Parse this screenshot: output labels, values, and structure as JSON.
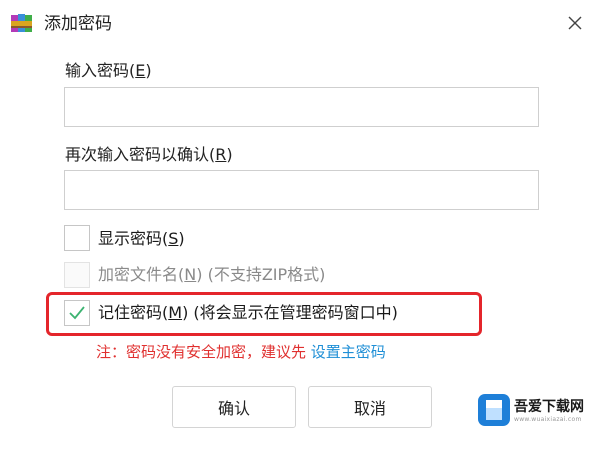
{
  "window": {
    "title": "添加密码",
    "app_icon": "winrar-books-icon",
    "close_icon": "close-icon"
  },
  "fields": {
    "password": {
      "label_text": "输入密码",
      "label_key": "E",
      "value": ""
    },
    "confirm": {
      "label_text": "再次输入密码以确认",
      "label_key": "R",
      "value": ""
    }
  },
  "options": {
    "show_password": {
      "text": "显示密码",
      "key": "S",
      "checked": false,
      "enabled": true
    },
    "encrypt_names": {
      "text": "加密文件名",
      "key": "N",
      "suffix": " (不支持ZIP格式)",
      "checked": false,
      "enabled": false
    },
    "remember": {
      "text": "记住密码",
      "key": "M",
      "suffix": " (将会显示在管理密码窗口中)",
      "checked": true,
      "enabled": true
    }
  },
  "note": {
    "text": "注：密码没有安全加密，建议先 ",
    "link": "设置主密码"
  },
  "buttons": {
    "ok": "确认",
    "cancel": "取消"
  },
  "colors": {
    "highlight": "#e4252b",
    "note": "#e0302f",
    "link": "#1f8fd6",
    "check": "#3cb371"
  },
  "watermark": {
    "title": "吾爱下载网",
    "sub": "www.wuaixiazai.com"
  }
}
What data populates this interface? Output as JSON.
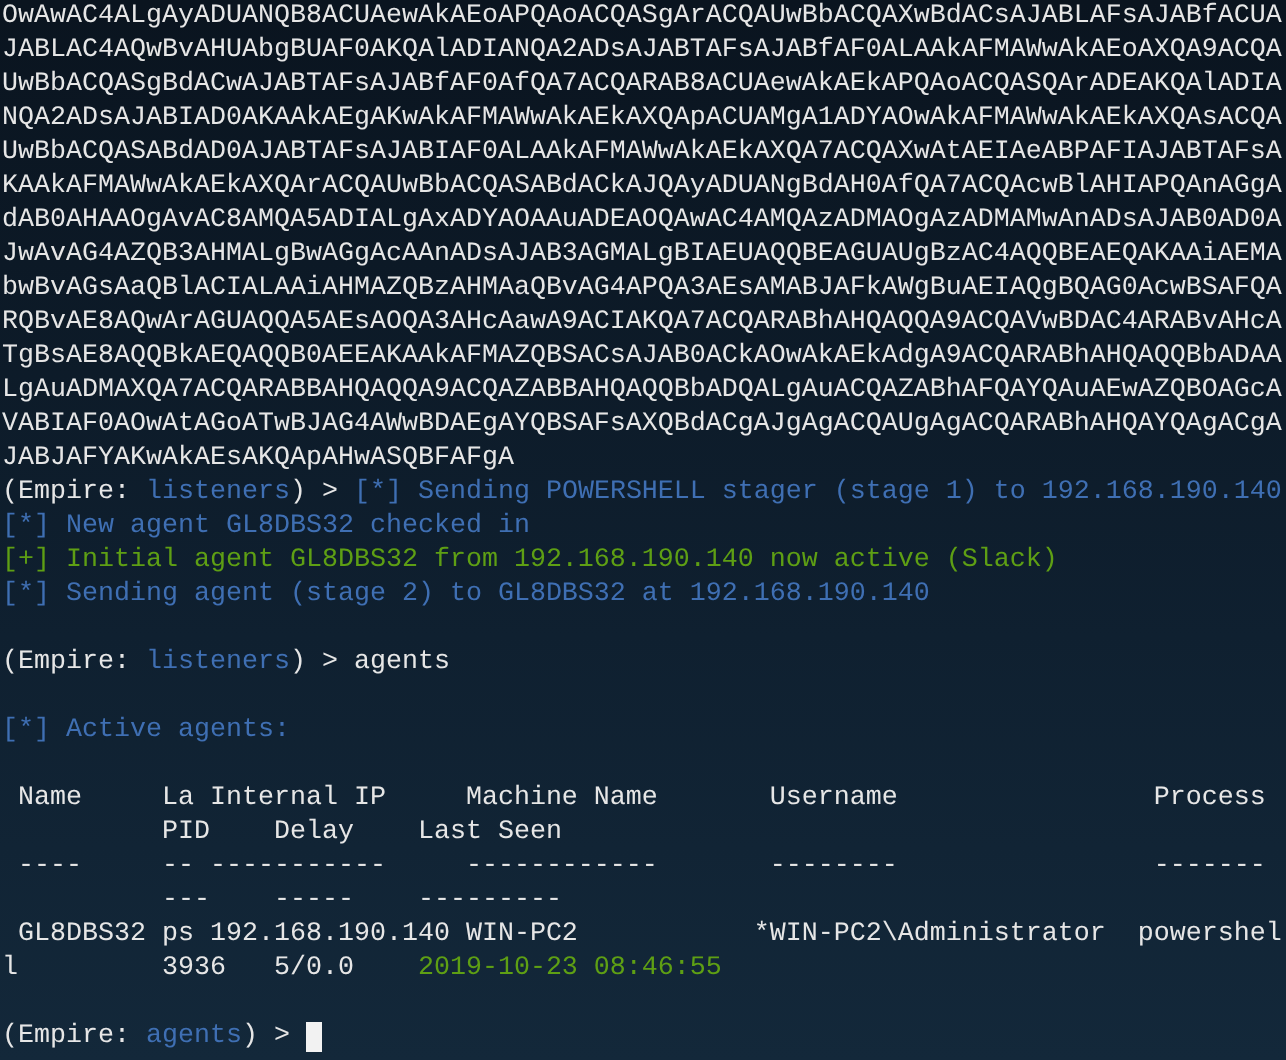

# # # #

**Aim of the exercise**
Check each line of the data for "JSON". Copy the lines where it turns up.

**Solution to this exercise**
Parse this screenshot: output labels, values, and structure as JSON.
What data populates this interface? Output as JSON.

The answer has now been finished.